Extending paid parental leave

Labour has announced it will extend paid parental leave if they become government. Good. A study by the Families Commission in 2007 found that we have one of the lowest paid parental leave entitlements in the developed world, with only two countries below us. One of them, Australia, has just leapfrogged us, with a scheme providing for 18 weeks leave (and to a wider pool of people). Which leaves us right at the bottom, just above the US.

National will no doubt say that we can't afford it - money spent on paid parental leave is money that could be spent on tax cuts, and they'd rather benefit their rich mates than ordinary New Zealanders. But I think we can't afford not to. Paid parental leave isn't just a basic dignity offered by decent societies - its also a fundamental child welfare measure, which helps ensure that children get a good start in life. The evidence is pretty clear that investing in children early pays off massively later in terms of better health, education, and ultimately income, and lower rates of criminal offending; along with ECE this is part of that investment. But beyond that, business keeps reminding us that we live in a global labour market in which we must compete for talent. And you don't win that competition by offering worse pay and conditions than your nearest neighbour. The fact that Australia has a paid parental leave scheme combined with the high level of mobility and easy access to jobs across the Tasman means that we need to match it - or watch as it becomes just another reason for young kiwis to work in Sydney rather than Wellington.

The same applies to Labour's plans to increase Working For Families for under 2's - its an investment, and one which will pay off in the long term.

Labour is vague at the moment about how far they will extend the scheme (other than using Australia as an obvious benchmark), but I hope they will include some component of "daddy leave". This is both in line with the Families Commission's recommendations, and it has been shown to lead to greater sexual equality by levelling expectations around parental leave. And that is something that needs doing.
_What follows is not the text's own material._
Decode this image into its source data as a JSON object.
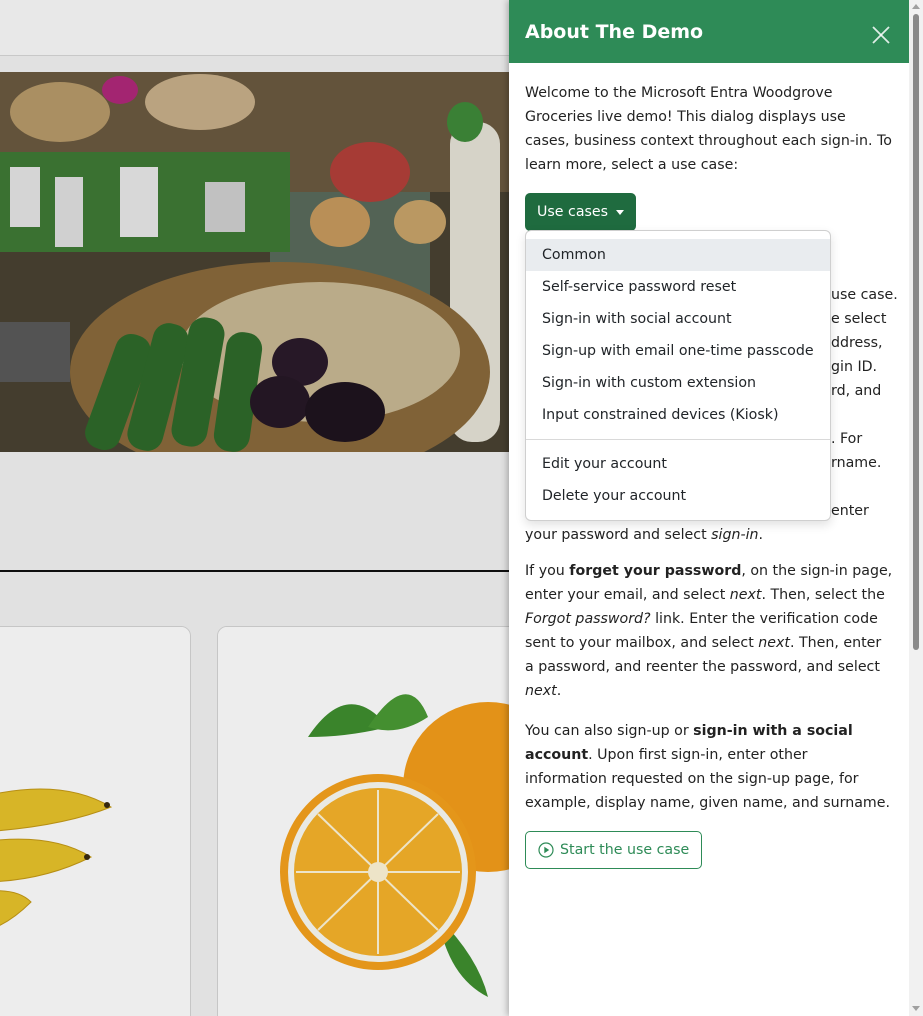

Quite apart from the merits, this is a perfect election-year policy for Labour. It wedges National against women, and shows that National's natural instincts run in the opposite direction from those of ordinary New Zealanders. National can only escape the trap if it announces its own extension - which is a victory for the left regardless of who is implementing it.